The latest issue of Edge magazine has a 14-page feature on Sunset Overdrive, Microsoft and Insomniac Games’ upcoming Xbox One open-world shooter.
The game centers around Fizzco, a company weeks away from the release of a new energy drink called “OverCharge Delirium XT.” To celebrate its launch, everyone in Sunset City is invited to sample the drink weeks before its official debut. But rather than have a good time, the player character is stuck working a cleanup job for the party.
But while you’re working, you’re attacked by an enemy covered in orange boils—zombie-like enemies Insomniac calls the OD’d—and Fizzco puts the city on lockdown, producing a virus story to keep people out, and leaving the player as a prisoner inside Sunset City.
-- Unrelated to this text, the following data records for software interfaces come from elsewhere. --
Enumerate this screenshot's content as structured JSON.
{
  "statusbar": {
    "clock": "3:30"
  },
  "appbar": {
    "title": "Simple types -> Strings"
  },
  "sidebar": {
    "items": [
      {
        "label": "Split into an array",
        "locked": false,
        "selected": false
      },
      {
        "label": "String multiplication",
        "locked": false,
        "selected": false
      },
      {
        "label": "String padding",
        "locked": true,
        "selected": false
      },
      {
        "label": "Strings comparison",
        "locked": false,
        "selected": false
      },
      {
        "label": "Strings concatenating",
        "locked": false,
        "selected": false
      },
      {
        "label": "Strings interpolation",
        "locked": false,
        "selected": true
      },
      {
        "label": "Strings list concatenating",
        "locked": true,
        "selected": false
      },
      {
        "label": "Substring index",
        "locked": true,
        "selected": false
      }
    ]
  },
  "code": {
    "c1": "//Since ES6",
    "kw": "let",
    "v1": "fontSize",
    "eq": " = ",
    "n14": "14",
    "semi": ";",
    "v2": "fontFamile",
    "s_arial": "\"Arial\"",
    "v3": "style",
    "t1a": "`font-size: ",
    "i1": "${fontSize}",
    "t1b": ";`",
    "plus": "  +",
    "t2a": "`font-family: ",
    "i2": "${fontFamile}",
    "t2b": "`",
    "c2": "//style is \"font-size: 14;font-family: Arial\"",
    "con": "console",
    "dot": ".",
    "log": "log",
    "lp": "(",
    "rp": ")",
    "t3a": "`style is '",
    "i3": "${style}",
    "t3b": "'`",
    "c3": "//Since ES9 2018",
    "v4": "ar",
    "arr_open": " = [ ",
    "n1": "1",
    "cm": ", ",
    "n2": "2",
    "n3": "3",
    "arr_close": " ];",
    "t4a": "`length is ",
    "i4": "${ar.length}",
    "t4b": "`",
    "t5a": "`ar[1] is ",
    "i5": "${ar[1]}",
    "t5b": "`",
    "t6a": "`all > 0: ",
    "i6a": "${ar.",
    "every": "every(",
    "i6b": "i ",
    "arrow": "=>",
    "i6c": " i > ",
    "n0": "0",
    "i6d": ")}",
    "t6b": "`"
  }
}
Players will create their own character, male or female. Insomniac enlisted help from fashion designer Carin Cronancher to work alongside character artist Gavin Goulden, who previously worked on the character creator for BioShock Infinite‘s canceled multiplayer mode.
Players can also craft “Amps,” which are crafted from OverCharge drinks, to activate superpowers (like a human fireball) when the Style Meter is filled. The Style Meter is filled by doing stylish things. A kill will fill more of the meter if it’s a kill made while grinding. And much like Tony Hawk, your Style Meter will go down if you’re not doing anything.
Sunset Overdrive has a full day-night cycle, and verticality that can be compared to Crackdown. Every wall can be run on, every ledge mantled, every car spring-boarded, and every rail and wire grinded. Players can move at eight meters per second, with the quickest way to cross the city being via rooftops rather than by ground.
The player isn’t the only survivor in Sunset City. There are others you’ll fight and some you’ll support. The city is divided into factions, each with a fortress constructed of spike traps and barbed wire. Some characters will give you side-quests.
Edge describes Sunset Overdrive as “a Dreamcast game dragged 14 years into the future,” something “aggressively new” and a “manifesto for what cmes next with a new generation.”
For more details, pick up the latest issue of Edge magazine.